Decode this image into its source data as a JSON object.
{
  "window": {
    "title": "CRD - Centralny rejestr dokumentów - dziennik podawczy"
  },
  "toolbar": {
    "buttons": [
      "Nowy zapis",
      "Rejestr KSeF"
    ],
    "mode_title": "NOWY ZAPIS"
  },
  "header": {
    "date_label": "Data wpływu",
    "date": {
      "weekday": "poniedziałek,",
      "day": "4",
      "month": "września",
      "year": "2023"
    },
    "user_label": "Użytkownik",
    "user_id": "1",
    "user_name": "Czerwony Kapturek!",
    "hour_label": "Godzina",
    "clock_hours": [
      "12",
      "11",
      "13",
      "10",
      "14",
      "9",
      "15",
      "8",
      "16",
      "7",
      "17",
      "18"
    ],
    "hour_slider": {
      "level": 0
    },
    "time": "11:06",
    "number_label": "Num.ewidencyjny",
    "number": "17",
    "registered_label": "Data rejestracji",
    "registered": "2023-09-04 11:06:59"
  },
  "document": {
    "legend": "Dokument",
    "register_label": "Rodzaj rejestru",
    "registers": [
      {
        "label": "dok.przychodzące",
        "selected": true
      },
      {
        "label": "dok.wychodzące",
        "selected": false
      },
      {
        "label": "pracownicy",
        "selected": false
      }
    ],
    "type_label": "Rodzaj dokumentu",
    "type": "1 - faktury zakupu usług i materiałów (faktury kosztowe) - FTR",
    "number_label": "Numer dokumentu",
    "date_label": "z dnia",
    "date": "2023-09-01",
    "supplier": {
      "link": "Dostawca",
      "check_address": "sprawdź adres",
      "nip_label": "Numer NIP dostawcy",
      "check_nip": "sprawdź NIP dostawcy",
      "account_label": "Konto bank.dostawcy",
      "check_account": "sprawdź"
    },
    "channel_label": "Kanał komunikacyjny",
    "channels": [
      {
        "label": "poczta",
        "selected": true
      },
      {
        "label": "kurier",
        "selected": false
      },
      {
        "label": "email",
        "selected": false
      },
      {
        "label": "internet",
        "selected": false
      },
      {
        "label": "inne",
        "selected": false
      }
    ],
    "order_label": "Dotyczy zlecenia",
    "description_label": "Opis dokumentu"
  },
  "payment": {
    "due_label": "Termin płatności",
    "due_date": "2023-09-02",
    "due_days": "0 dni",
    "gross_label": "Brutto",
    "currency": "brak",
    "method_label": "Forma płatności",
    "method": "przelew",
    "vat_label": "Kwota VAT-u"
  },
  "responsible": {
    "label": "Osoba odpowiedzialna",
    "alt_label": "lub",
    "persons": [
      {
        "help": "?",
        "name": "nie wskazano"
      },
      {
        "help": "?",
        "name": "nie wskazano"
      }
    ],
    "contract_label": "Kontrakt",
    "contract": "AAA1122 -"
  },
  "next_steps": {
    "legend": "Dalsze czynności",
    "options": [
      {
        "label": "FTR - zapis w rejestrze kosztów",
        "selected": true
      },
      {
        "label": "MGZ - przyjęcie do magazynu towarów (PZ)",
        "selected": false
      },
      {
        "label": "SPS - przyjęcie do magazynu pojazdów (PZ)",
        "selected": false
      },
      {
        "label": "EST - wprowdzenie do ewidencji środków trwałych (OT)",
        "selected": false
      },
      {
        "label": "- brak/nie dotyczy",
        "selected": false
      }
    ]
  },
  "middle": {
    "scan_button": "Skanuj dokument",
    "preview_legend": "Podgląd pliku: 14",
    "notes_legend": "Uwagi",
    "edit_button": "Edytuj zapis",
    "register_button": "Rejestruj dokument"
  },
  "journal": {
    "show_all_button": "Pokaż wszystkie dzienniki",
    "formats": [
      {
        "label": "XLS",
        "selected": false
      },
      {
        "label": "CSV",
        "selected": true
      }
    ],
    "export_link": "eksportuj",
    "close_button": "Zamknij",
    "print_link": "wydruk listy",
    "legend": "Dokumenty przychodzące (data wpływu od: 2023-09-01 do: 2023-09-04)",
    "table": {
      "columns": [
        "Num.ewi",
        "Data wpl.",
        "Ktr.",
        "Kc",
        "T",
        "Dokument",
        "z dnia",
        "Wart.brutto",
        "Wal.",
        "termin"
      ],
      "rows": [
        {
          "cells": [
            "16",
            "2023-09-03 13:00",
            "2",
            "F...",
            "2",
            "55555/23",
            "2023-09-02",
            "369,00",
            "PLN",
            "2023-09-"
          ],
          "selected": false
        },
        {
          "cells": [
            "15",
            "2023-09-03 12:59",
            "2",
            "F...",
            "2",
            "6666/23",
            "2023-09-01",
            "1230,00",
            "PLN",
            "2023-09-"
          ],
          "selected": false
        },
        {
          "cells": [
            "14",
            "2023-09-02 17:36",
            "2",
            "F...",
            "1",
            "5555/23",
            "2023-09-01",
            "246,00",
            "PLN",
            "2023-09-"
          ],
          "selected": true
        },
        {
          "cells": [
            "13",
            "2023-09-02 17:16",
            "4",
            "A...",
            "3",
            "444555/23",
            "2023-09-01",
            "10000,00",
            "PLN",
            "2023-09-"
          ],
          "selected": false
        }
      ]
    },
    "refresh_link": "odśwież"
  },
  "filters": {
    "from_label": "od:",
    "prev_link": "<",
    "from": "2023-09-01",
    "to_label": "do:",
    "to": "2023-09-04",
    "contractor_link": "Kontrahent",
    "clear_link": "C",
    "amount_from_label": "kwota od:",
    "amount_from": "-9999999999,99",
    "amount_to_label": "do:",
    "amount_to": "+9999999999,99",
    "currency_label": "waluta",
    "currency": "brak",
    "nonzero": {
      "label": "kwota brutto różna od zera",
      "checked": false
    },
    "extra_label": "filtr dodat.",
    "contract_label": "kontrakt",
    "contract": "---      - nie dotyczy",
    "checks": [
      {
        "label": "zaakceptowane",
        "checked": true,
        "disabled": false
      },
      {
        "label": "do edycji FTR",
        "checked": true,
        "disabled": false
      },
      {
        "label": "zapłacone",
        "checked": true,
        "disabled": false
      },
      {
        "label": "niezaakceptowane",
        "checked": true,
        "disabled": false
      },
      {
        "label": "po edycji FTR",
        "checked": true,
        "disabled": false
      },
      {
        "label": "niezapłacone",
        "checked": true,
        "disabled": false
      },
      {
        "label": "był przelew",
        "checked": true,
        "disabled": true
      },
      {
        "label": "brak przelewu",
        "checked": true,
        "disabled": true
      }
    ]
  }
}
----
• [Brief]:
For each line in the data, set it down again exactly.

• [Exercise response]:
Decode this image into its source data as a JSON object.
{
  "window": {
    "title": "CRD - Centralny rejestr dokumentów - dziennik podawczy"
  },
  "toolbar": {
    "buttons": [
      "Nowy zapis",
      "Rejestr KSeF"
    ],
    "mode_title": "NOWY ZAPIS"
  },
  "header": {
    "date_label": "Data wpływu",
    "date": {
      "weekday": "poniedziałek,",
      "day": "4",
      "month": "września",
      "year": "2023"
    },
    "user_label": "Użytkownik",
    "user_id": "1",
    "user_name": "Czerwony Kapturek!",
    "hour_label": "Godzina",
    "clock_hours": [
      "12",
      "11",
      "13",
      "10",
      "14",
      "9",
      "15",
      "8",
      "16",
      "7",
      "17",
      "18"
    ],
    "hour_slider": {
      "level": 0
    },
    "time": "11:06",
    "number_label": "Num.ewidencyjny",
    "number": "17",
    "registered_label": "Data rejestracji",
    "registered": "2023-09-04 11:06:59"
  },
  "document": {
    "legend": "Dokument",
    "register_label": "Rodzaj rejestru",
    "registers": [
      {
        "label": "dok.przychodzące",
        "selected": true
      },
      {
        "label": "dok.wychodzące",
        "selected": false
      },
      {
        "label": "pracownicy",
        "selected": false
      }
    ],
    "type_label": "Rodzaj dokumentu",
    "type": "1 - faktury zakupu usług i materiałów (faktury kosztowe) - FTR",
    "number_label": "Numer dokumentu",
    "date_label": "z dnia",
    "date": "2023-09-01",
    "supplier": {
      "link": "Dostawca",
      "check_address": "sprawdź adres",
      "nip_label": "Numer NIP dostawcy",
      "check_nip": "sprawdź NIP dostawcy",
      "account_label": "Konto bank.dostawcy",
      "check_account": "sprawdź"
    },
    "channel_label": "Kanał komunikacyjny",
    "channels": [
      {
        "label": "poczta",
        "selected": true
      },
      {
        "label": "kurier",
        "selected": false
      },
      {
        "label": "email",
        "selected": false
      },
      {
        "label": "internet",
        "selected": false
      },
      {
        "label": "inne",
        "selected": false
      }
    ],
    "order_label": "Dotyczy zlecenia",
    "description_label": "Opis dokumentu"
  },
  "payment": {
    "due_label": "Termin płatności",
    "due_date": "2023-09-02",
    "due_days": "0 dni",
    "gross_label": "Brutto",
    "currency": "brak",
    "method_label": "Forma płatności",
    "method": "przelew",
    "vat_label": "Kwota VAT-u"
  },
  "responsible": {
    "label": "Osoba odpowiedzialna",
    "alt_label": "lub",
    "persons": [
      {
        "help": "?",
        "name": "nie wskazano"
      },
      {
        "help": "?",
        "name": "nie wskazano"
      }
    ],
    "contract_label": "Kontrakt",
    "contract": "AAA1122 -"
  },
  "next_steps": {
    "legend": "Dalsze czynności",
    "options": [
      {
        "label": "FTR - zapis w rejestrze kosztów",
        "selected": true
      },
      {
        "label": "MGZ - przyjęcie do magazynu towarów (PZ)",
        "selected": false
      },
      {
        "label": "SPS - przyjęcie do magazynu pojazdów (PZ)",
        "selected": false
      },
      {
        "label": "EST - wprowdzenie do ewidencji środków trwałych (OT)",
        "selected": false
      },
      {
        "label": "- brak/nie dotyczy",
        "selected": false
      }
    ]
  },
  "middle": {
    "scan_button": "Skanuj dokument",
    "preview_legend": "Podgląd pliku: 14",
    "notes_legend": "Uwagi",
    "edit_button": "Edytuj zapis",
    "register_button": "Rejestruj dokument"
  },
  "journal": {
    "show_all_button": "Pokaż wszystkie dzienniki",
    "formats": [
      {
        "label": "XLS",
        "selected": false
      },
      {
        "label": "CSV",
        "selected": true
      }
    ],
    "export_link": "eksportuj",
    "close_button": "Zamknij",
    "print_link": "wydruk listy",
    "legend": "Dokumenty przychodzące (data wpływu od: 2023-09-01 do: 2023-09-04)",
    "table": {
      "columns": [
        "Num.ewi",
        "Data wpl.",
        "Ktr.",
        "Kc",
        "T",
        "Dokument",
        "z dnia",
        "Wart.brutto",
        "Wal.",
        "termin"
      ],
      "rows": [
        {
          "cells": [
            "16",
            "2023-09-03 13:00",
            "2",
            "F...",
            "2",
            "55555/23",
            "2023-09-02",
            "369,00",
            "PLN",
            "2023-09-"
          ],
          "selected": false
        },
        {
          "cells": [
            "15",
            "2023-09-03 12:59",
            "2",
            "F...",
            "2",
            "6666/23",
            "2023-09-01",
            "1230,00",
            "PLN",
            "2023-09-"
          ],
          "selected": false
        },
        {
          "cells": [
            "14",
            "2023-09-02 17:36",
            "2",
            "F...",
            "1",
            "5555/23",
            "2023-09-01",
            "246,00",
            "PLN",
            "2023-09-"
          ],
          "selected": true
        },
        {
          "cells": [
            "13",
            "2023-09-02 17:16",
            "4",
            "A...",
            "3",
            "444555/23",
            "2023-09-01",
            "10000,00",
            "PLN",
            "2023-09-"
          ],
          "selected": false
        }
      ]
    },
    "refresh_link": "odśwież"
  },
  "filters": {
    "from_label": "od:",
    "prev_link": "<",
    "from": "2023-09-01",
    "to_label": "do:",
    "to": "2023-09-04",
    "contractor_link": "Kontrahent",
    "clear_link": "C",
    "amount_from_label": "kwota od:",
    "amount_from": "-9999999999,99",
    "amount_to_label": "do:",
    "amount_to": "+9999999999,99",
    "currency_label": "waluta",
    "currency": "brak",
    "nonzero": {
      "label": "kwota brutto różna od zera",
      "checked": false
    },
    "extra_label": "filtr dodat.",
    "contract_label": "kontrakt",
    "contract": "---      - nie dotyczy",
    "checks": [
      {
        "label": "zaakceptowane",
        "checked": true,
        "disabled": false
      },
      {
        "label": "do edycji FTR",
        "checked": true,
        "disabled": false
      },
      {
        "label": "zapłacone",
        "checked": true,
        "disabled": false
      },
      {
        "label": "niezaakceptowane",
        "checked": true,
        "disabled": false
      },
      {
        "label": "po edycji FTR",
        "checked": true,
        "disabled": false
      },
      {
        "label": "niezapłacone",
        "checked": true,
        "disabled": false
      },
      {
        "label": "był przelew",
        "checked": true,
        "disabled": true
      },
      {
        "label": "brak przelewu",
        "checked": true,
        "disabled": true
      }
    ]
  }
}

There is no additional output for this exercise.